— Task to complete —
When the string "users" is part of a line below, that line should be copied.

[Stored entries]

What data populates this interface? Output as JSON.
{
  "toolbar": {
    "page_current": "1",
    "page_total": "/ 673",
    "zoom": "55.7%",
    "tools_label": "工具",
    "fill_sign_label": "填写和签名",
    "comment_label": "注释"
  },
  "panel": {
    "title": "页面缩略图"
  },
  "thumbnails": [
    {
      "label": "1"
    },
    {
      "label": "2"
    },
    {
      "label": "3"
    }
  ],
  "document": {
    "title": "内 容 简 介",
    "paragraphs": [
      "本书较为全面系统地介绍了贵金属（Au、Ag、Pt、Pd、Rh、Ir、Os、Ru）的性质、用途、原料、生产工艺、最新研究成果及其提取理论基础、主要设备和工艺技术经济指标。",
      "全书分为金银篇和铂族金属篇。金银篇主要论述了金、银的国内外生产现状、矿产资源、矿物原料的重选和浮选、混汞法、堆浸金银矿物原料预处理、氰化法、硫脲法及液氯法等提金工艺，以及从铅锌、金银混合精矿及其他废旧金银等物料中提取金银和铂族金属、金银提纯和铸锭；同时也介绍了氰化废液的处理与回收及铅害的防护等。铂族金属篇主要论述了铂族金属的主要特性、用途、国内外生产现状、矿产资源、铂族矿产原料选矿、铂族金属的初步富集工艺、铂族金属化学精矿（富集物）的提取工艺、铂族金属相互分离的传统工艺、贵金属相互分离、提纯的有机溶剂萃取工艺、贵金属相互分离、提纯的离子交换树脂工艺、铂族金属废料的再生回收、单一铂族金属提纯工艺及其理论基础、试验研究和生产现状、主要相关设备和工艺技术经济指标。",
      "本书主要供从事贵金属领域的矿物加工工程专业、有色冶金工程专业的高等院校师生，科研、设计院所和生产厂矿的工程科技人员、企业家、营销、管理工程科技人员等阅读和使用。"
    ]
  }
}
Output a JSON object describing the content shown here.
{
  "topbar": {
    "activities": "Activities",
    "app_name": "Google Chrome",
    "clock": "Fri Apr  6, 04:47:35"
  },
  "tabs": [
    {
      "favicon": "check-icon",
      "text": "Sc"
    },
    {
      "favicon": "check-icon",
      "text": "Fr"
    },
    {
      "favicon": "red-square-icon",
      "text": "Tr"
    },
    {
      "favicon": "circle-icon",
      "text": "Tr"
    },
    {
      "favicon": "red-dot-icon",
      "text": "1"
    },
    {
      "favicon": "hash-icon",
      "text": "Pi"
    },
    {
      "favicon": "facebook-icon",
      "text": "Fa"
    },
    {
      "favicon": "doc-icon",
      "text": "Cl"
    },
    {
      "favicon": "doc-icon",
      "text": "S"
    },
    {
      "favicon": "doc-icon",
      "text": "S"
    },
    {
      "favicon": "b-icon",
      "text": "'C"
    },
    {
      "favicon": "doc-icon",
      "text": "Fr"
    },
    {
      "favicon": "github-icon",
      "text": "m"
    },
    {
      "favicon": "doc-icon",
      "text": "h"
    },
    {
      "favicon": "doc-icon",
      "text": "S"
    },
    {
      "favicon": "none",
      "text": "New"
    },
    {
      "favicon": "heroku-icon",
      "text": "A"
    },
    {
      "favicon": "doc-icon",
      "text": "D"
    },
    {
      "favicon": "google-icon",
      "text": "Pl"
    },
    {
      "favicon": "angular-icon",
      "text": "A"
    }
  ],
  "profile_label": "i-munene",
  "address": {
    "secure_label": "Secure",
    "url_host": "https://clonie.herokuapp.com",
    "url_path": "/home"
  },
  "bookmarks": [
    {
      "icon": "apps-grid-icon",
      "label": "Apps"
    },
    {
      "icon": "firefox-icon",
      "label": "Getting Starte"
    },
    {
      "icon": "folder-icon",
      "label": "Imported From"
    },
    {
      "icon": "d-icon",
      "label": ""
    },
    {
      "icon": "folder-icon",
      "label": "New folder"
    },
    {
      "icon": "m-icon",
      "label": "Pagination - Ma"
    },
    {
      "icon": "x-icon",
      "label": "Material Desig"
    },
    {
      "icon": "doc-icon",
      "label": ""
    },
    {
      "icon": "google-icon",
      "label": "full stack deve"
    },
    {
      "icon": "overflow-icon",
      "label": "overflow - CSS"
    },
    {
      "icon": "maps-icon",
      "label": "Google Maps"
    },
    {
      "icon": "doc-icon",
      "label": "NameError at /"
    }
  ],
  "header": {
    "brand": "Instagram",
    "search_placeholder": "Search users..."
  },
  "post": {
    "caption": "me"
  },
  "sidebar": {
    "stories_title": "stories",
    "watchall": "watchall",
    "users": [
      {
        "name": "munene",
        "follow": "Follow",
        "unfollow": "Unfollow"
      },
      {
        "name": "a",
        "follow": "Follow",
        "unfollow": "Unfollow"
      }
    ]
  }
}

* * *

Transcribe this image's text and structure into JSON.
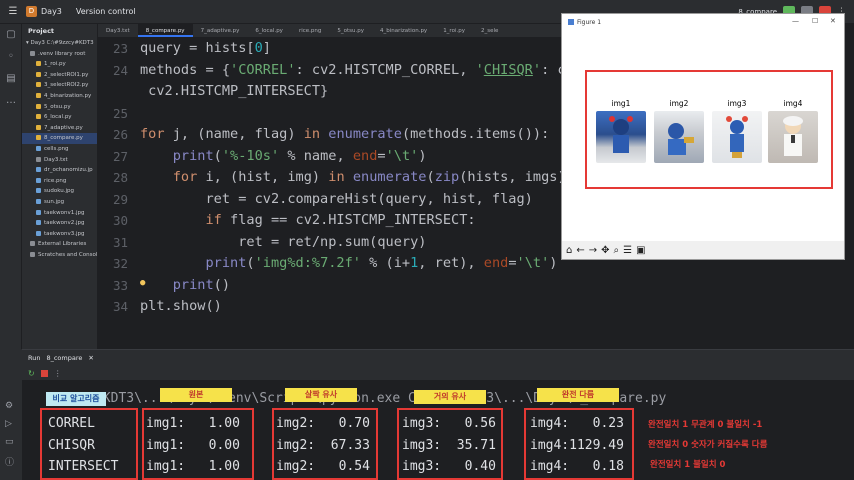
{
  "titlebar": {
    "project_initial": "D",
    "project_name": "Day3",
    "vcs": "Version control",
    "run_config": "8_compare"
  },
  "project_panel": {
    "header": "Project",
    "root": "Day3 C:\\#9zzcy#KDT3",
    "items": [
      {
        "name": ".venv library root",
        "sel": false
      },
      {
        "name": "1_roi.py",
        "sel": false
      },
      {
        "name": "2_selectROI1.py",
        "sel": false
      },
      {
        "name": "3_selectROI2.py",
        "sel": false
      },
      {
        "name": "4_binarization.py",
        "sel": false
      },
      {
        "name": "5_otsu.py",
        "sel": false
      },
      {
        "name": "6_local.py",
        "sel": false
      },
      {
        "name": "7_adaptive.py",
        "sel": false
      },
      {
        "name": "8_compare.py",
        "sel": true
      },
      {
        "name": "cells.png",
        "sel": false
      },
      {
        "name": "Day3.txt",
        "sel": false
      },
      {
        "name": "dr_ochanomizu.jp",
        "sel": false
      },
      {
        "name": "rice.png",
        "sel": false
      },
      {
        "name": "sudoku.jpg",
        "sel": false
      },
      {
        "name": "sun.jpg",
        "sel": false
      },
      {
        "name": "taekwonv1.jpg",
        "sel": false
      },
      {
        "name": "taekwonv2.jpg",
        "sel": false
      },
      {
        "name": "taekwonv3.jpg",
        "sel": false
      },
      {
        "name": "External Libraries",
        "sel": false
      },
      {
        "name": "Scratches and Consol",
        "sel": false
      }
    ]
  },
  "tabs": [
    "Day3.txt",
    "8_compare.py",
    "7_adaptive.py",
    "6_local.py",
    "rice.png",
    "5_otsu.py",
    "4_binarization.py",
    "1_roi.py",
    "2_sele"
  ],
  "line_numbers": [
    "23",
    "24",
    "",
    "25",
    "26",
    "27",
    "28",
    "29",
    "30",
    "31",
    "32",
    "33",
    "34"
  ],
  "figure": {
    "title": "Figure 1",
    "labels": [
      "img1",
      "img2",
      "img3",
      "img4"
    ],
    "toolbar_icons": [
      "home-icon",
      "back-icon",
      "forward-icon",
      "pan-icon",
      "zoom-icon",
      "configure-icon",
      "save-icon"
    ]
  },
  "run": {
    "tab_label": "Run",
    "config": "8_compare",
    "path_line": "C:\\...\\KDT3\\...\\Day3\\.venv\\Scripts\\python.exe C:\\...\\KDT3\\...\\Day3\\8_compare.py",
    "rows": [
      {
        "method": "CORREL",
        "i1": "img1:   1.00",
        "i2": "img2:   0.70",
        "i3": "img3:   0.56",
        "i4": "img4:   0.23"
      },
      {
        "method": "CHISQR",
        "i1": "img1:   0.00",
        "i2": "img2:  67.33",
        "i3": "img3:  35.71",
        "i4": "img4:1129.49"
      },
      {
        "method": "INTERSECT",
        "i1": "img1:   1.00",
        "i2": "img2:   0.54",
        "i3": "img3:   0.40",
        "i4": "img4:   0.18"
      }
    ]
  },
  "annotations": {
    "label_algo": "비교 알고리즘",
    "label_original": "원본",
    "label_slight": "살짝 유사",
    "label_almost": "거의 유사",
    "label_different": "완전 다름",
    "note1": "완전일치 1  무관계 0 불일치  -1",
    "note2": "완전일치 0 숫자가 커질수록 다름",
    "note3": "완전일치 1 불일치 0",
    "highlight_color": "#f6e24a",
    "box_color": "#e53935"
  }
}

— Solution for this task —
    "search_placeholder": "Search users..."
    "users": [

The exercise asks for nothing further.